Heavy rain has given some farmers confidence they have now beaten the devastating record drought.

But others are still desperate for more rain before cold weather hits.

Rain burst above many farms across New Zealand yesterday and this morning has offered some respite for the parched land.

It's the direst summer in 70 years, with the entire North Island being declared a drought zone, and even the famously wet South Island's West Coast being hit.


And while the long, hot summer continues into April, the small amounts of recent rain suggest the worst may be over.

But for others, they are still struggling with dry conditions and are even having to sell some of their stock that they just can't feed.

Hope could be on the horizon, with expert forecasters WeatherWatch predicting a 30 per cent chance of a sub-tropical low hitting northern New Zealand some time next week.

"Today, the models are still indicating this is possible, but being so far out - and with the weather so fickle for many - we don't want to make any big calls just yet," said head analyst Philip Duncan.

MetService duty forecaster Liz Walsh said the worst of the weather was over for Easter Monday.

There could some afternoon showers for Auckland, Northland, Coromandel Peninsula, and Gisborne Ranges, while it would be fine and sunny for the rest of the country, she said.

However, a thunderstorms warning was possible for Westland and Fiordland tomorrow, with winds potentially gusting up to 100km/h.

Heavy rain fell on parts of Westland and Fiordland last night, which was welcomed by the local farmers.
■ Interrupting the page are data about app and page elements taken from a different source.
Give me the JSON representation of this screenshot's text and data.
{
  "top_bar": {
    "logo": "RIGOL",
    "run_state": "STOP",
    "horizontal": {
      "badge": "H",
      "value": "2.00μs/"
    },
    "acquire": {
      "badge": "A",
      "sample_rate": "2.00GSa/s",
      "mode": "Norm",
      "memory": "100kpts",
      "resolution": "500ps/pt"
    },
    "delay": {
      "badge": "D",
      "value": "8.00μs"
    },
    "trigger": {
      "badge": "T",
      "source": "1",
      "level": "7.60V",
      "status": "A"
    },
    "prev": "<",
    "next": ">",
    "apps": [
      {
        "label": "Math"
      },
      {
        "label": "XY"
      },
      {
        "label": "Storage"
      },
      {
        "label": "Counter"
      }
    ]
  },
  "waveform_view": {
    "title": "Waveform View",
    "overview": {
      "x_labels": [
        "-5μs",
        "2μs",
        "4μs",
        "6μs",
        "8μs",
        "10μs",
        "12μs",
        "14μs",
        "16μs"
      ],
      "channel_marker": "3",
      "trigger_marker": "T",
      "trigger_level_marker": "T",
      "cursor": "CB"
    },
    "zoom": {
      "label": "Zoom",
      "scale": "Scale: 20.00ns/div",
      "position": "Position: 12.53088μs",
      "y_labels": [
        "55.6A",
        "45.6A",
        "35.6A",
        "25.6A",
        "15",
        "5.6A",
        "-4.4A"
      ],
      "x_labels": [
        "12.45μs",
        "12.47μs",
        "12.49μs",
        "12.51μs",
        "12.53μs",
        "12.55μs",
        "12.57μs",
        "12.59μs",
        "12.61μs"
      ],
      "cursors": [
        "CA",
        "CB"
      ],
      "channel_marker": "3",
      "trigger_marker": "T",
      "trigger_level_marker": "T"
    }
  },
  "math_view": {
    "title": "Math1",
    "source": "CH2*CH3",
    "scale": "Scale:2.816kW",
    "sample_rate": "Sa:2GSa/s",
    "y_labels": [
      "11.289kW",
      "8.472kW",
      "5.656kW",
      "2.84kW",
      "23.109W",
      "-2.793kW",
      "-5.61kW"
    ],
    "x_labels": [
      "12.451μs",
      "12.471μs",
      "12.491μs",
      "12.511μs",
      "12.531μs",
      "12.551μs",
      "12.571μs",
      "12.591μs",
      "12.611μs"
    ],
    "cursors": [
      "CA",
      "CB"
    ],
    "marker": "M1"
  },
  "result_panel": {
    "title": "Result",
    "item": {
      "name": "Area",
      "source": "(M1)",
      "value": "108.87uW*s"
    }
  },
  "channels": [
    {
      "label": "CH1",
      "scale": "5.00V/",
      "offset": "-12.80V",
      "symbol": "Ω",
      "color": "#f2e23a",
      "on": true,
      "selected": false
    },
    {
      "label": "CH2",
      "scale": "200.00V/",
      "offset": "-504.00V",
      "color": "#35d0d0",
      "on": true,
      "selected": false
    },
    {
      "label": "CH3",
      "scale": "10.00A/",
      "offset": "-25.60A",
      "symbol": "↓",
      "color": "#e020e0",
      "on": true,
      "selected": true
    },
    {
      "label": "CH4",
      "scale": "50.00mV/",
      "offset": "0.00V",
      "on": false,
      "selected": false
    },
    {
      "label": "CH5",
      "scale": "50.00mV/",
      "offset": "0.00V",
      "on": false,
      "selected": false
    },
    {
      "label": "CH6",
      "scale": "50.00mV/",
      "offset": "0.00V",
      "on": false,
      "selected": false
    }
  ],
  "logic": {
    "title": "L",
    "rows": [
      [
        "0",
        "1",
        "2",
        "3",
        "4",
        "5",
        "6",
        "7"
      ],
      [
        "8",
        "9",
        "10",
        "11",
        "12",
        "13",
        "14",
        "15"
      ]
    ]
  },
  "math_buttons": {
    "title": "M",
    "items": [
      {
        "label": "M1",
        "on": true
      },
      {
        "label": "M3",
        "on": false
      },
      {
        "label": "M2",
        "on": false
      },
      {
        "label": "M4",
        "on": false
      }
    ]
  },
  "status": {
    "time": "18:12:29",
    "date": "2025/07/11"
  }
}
Rotomanu dairy farmer Katie Milne, a national board member of Federated Farmers, described the rain as "very satisfying".

The rain, coupled with other "wee tiny bits" over the last 10 days, had been enough to see the area start to return to its green roots.

"This latest rain reinforces things and means those new shoots won't die," she said.

"We're looking very positive on the Coast now."

It was the driest conditions she had ever experienced, and even locals who could remember further back than the Niwa records which date to the 1940s, could not remember it being this dry.

She said they still needed more rain while the weather remained warm and the grass could still grow before winter hit.

And while she believed the worst was over for her region, colleagues in other parts of the country were still waiting for relief.

"It's still a little bit patchy,' she said.

"Some areas have had the spring put back in their step and the grass is bolting, but some guys are looking to offload stock because they haven't turned the corner enough yet.

"It's a mixed bag, depending on where you are in the country."

Finance Minister Bill English said the latest Treasury advice estimated the drought could cost the economy as much as $2 billion.